◆ Prompt: Copy every record below exactly.

◆ Dataset records:
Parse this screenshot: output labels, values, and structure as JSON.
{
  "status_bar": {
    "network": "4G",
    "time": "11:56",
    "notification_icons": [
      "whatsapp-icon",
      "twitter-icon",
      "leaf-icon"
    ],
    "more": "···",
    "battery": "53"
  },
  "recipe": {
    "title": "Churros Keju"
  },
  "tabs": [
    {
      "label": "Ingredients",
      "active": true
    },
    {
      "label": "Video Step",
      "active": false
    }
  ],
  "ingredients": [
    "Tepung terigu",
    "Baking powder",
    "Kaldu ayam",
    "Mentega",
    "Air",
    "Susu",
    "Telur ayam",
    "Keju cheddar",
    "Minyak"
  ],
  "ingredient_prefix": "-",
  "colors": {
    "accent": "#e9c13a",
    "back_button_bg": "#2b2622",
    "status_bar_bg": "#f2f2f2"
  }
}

◆ Result of the task:
Parse this screenshot: output labels, values, and structure as JSON.
{
  "status_bar": {
    "network": "4G",
    "time": "11:56",
    "notification_icons": [
      "whatsapp-icon",
      "twitter-icon",
      "leaf-icon"
    ],
    "more": "···",
    "battery": "53"
  },
  "recipe": {
    "title": "Churros Keju"
  },
  "tabs": [
    {
      "label": "Ingredients",
      "active": true
    },
    {
      "label": "Video Step",
      "active": false
    }
  ],
  "ingredients": [
    "Tepung terigu",
    "Baking powder",
    "Kaldu ayam",
    "Mentega",
    "Air",
    "Susu",
    "Telur ayam",
    "Keju cheddar",
    "Minyak"
  ],
  "ingredient_prefix": "-",
  "colors": {
    "accent": "#e9c13a",
    "back_button_bg": "#2b2622",
    "status_bar_bg": "#f2f2f2"
  }
}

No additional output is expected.